WORK ITEM:
Any image in the records is to be dropped, and everything else duplicated precisely.

DATASET RECORDS:
--

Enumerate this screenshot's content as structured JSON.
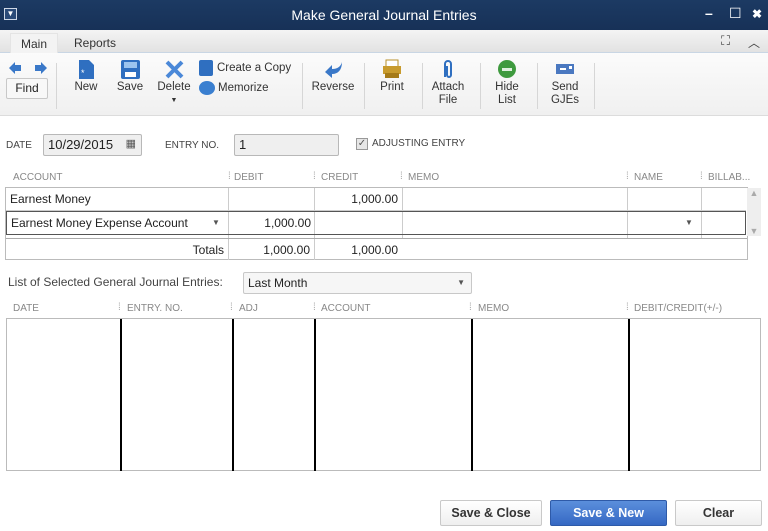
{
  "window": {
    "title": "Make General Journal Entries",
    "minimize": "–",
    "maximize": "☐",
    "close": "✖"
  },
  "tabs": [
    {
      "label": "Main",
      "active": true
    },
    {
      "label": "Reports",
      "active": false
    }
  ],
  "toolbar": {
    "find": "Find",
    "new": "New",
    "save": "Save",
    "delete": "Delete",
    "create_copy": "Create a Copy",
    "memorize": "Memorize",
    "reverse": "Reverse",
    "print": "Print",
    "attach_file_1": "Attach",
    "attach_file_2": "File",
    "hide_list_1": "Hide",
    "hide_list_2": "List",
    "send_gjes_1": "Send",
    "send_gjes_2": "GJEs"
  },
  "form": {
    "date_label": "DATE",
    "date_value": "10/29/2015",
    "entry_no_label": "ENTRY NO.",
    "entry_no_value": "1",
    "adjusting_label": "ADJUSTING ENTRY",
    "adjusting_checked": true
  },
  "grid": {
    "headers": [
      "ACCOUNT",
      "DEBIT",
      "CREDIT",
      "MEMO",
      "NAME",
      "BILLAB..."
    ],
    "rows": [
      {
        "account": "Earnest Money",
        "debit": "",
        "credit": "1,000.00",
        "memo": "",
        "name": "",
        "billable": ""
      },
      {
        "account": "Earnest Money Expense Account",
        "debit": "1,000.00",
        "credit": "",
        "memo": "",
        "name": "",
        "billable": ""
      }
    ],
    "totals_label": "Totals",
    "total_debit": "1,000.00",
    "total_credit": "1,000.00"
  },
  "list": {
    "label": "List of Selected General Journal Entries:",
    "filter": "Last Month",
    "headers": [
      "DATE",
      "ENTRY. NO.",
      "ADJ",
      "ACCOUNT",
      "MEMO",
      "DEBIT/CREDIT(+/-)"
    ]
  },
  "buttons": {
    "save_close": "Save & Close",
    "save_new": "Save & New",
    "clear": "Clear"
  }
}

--

WRITTEN ANSWER:
Enumerate this screenshot's content as structured JSON.
{
  "window": {
    "title": "Make General Journal Entries",
    "minimize": "–",
    "maximize": "☐",
    "close": "✖"
  },
  "tabs": [
    {
      "label": "Main",
      "active": true
    },
    {
      "label": "Reports",
      "active": false
    }
  ],
  "toolbar": {
    "find": "Find",
    "new": "New",
    "save": "Save",
    "delete": "Delete",
    "create_copy": "Create a Copy",
    "memorize": "Memorize",
    "reverse": "Reverse",
    "print": "Print",
    "attach_file_1": "Attach",
    "attach_file_2": "File",
    "hide_list_1": "Hide",
    "hide_list_2": "List",
    "send_gjes_1": "Send",
    "send_gjes_2": "GJEs"
  },
  "form": {
    "date_label": "DATE",
    "date_value": "10/29/2015",
    "entry_no_label": "ENTRY NO.",
    "entry_no_value": "1",
    "adjusting_label": "ADJUSTING ENTRY",
    "adjusting_checked": true
  },
  "grid": {
    "headers": [
      "ACCOUNT",
      "DEBIT",
      "CREDIT",
      "MEMO",
      "NAME",
      "BILLAB..."
    ],
    "rows": [
      {
        "account": "Earnest Money",
        "debit": "",
        "credit": "1,000.00",
        "memo": "",
        "name": "",
        "billable": ""
      },
      {
        "account": "Earnest Money Expense Account",
        "debit": "1,000.00",
        "credit": "",
        "memo": "",
        "name": "",
        "billable": ""
      }
    ],
    "totals_label": "Totals",
    "total_debit": "1,000.00",
    "total_credit": "1,000.00"
  },
  "list": {
    "label": "List of Selected General Journal Entries:",
    "filter": "Last Month",
    "headers": [
      "DATE",
      "ENTRY. NO.",
      "ADJ",
      "ACCOUNT",
      "MEMO",
      "DEBIT/CREDIT(+/-)"
    ]
  },
  "buttons": {
    "save_close": "Save & Close",
    "save_new": "Save & New",
    "clear": "Clear"
  }
}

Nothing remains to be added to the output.